"It's not an easy start. He lost a lot of guys," he said. "It's not going to be easy, but when you look at it, you're going to say, 'This is the guy we want to coach our team and the direction we want it to go. This is what we want.'"

Barbee's biggest inroads have probably come in the community and on campus trying to drum up support for a program that takes a back seat to football. He has mingled with fans outside Jordan-Hare Stadium before football games, has visited fraternities and sororities and hosted a barbecue on campus for students.

"He is everywhere. He has spent a tremendous amount of time interacting with students," said Sherrie Stanyard, who has been with the Auburn Tipoff Club since it was founded 23 years ago. "He's really reached out to the students in a way I've never seen on this campus, ever."

Auburn freshman Tyler Welton, for one, is excited. He grew up following the Kentucky Wildcats in Louisville, and describes himself as "a big basketball guy."

"I'm planning on going to every game I can," Welton said. He went to the arena's grand opening and has heard Barbee talk a couple of times, but has no delusions about where the current focus lies.

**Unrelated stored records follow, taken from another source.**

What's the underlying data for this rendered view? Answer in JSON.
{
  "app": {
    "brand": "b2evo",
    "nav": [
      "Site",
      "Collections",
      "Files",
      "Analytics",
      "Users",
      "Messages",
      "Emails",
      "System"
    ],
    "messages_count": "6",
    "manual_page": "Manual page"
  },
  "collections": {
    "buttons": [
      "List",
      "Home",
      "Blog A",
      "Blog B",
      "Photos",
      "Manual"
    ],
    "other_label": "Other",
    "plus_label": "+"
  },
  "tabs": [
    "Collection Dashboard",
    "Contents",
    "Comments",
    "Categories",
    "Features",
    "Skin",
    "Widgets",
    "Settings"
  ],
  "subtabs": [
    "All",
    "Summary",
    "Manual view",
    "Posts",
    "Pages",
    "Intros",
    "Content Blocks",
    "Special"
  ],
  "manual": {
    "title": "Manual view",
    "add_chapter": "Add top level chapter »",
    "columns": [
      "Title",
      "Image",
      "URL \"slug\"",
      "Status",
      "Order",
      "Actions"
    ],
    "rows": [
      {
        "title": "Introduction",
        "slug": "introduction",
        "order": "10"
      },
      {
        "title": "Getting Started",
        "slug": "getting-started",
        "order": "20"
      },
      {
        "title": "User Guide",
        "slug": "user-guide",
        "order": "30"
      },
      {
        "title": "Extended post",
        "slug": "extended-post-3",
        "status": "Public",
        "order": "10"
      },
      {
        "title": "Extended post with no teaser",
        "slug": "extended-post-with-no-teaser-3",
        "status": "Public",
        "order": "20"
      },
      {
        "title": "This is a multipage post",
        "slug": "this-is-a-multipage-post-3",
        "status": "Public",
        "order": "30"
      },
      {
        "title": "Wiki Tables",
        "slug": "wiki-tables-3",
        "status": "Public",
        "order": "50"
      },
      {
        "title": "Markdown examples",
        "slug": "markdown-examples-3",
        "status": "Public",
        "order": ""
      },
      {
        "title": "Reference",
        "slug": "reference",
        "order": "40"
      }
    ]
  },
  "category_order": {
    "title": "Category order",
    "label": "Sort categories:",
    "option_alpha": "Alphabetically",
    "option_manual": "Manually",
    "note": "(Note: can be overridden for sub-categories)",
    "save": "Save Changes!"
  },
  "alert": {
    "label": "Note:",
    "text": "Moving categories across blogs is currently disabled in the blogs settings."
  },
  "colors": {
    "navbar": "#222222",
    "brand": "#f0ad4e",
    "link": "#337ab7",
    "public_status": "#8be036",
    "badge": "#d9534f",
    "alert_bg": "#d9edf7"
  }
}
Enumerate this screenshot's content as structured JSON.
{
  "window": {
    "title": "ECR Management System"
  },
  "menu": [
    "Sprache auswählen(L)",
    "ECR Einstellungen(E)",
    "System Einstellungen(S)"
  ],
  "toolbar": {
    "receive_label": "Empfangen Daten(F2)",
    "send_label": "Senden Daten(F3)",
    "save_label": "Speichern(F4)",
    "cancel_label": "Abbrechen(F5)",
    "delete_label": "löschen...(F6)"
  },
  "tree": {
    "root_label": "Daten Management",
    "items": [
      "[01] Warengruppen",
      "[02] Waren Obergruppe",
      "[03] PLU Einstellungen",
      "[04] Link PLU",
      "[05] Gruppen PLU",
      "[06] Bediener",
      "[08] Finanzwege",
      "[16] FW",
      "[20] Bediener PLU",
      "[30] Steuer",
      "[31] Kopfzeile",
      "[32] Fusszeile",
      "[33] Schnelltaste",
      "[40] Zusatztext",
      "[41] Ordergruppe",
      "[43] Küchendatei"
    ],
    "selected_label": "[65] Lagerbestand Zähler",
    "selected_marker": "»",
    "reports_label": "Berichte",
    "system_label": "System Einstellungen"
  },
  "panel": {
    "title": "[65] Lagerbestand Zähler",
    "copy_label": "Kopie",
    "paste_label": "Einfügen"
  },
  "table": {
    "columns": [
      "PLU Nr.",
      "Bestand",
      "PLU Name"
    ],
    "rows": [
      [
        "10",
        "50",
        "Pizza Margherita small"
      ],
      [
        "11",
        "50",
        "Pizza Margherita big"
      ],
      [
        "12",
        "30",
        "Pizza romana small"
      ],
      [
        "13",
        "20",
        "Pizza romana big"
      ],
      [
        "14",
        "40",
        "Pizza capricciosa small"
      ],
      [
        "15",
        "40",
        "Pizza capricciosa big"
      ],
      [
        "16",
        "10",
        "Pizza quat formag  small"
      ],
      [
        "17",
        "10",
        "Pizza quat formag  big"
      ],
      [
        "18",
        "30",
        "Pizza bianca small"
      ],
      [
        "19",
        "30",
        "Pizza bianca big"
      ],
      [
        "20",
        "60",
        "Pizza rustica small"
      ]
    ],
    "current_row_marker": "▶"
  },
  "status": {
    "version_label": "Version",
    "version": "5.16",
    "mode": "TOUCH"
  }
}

"Right now, it's football," Welton said. "But I think it's going to be bigger attendance for the students. It sounds like people are going to be a little more into it this year. Everybody wants to see how the new arena's going to be. they've got it set up for us where we're down on the court, so everybody's excited about that."

Sullivan has been relegated to a spectator/mentor role, though he's still hoping to play this season. He likes what he has seen so far, though.

"He's going to take it to the top, because the practices are so intense," Sullivan said. "They're going so hard every play and every practice, practicing to perfection. When you instill perfection to the younger guys, in a couple of games it's going to be like a cakewalk to them."

No TrackBacks

TrackBack URL: http://cstv.collegesports.com/mt5.2/mt-tb.cgi/12174

Leave a comment




CATEGORIES